HOW TO COMPLETE THIS TASK -
Word for word, print every entry below.

PROVIDED INFORMATION -
....
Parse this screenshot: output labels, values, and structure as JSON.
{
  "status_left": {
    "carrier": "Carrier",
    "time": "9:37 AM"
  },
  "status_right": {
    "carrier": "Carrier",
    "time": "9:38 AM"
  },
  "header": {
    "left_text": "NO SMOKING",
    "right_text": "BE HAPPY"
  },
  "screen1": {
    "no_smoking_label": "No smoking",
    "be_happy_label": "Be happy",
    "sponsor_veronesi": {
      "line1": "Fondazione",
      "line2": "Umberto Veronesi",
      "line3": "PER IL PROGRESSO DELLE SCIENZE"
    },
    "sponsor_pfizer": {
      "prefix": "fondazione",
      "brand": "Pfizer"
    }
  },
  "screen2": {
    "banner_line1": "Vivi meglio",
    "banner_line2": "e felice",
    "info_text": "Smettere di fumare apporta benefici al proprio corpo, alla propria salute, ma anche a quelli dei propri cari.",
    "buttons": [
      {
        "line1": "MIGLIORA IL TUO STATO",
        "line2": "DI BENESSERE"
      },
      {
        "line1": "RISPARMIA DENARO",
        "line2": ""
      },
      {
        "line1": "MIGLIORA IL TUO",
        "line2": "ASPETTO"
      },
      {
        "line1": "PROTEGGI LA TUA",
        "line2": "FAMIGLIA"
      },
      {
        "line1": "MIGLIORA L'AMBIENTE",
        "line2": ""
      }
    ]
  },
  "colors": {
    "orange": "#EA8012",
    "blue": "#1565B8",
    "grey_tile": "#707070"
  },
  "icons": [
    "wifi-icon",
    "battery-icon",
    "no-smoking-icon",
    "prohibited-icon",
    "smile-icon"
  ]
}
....
RESULT BELOW -
Parse this screenshot: output labels, values, and structure as JSON.
{
  "status_left": {
    "carrier": "Carrier",
    "time": "9:37 AM"
  },
  "status_right": {
    "carrier": "Carrier",
    "time": "9:38 AM"
  },
  "header": {
    "left_text": "NO SMOKING",
    "right_text": "BE HAPPY"
  },
  "screen1": {
    "no_smoking_label": "No smoking",
    "be_happy_label": "Be happy",
    "sponsor_veronesi": {
      "line1": "Fondazione",
      "line2": "Umberto Veronesi",
      "line3": "PER IL PROGRESSO DELLE SCIENZE"
    },
    "sponsor_pfizer": {
      "prefix": "fondazione",
      "brand": "Pfizer"
    }
  },
  "screen2": {
    "banner_line1": "Vivi meglio",
    "banner_line2": "e felice",
    "info_text": "Smettere di fumare apporta benefici al proprio corpo, alla propria salute, ma anche a quelli dei propri cari.",
    "buttons": [
      {
        "line1": "MIGLIORA IL TUO STATO",
        "line2": "DI BENESSERE"
      },
      {
        "line1": "RISPARMIA DENARO",
        "line2": ""
      },
      {
        "line1": "MIGLIORA IL TUO",
        "line2": "ASPETTO"
      },
      {
        "line1": "PROTEGGI LA TUA",
        "line2": "FAMIGLIA"
      },
      {
        "line1": "MIGLIORA L'AMBIENTE",
        "line2": ""
      }
    ]
  },
  "colors": {
    "orange": "#EA8012",
    "blue": "#1565B8",
    "grey_tile": "#707070"
  },
  "icons": [
    "wifi-icon",
    "battery-icon",
    "no-smoking-icon",
    "prohibited-icon",
    "smile-icon"
  ]
}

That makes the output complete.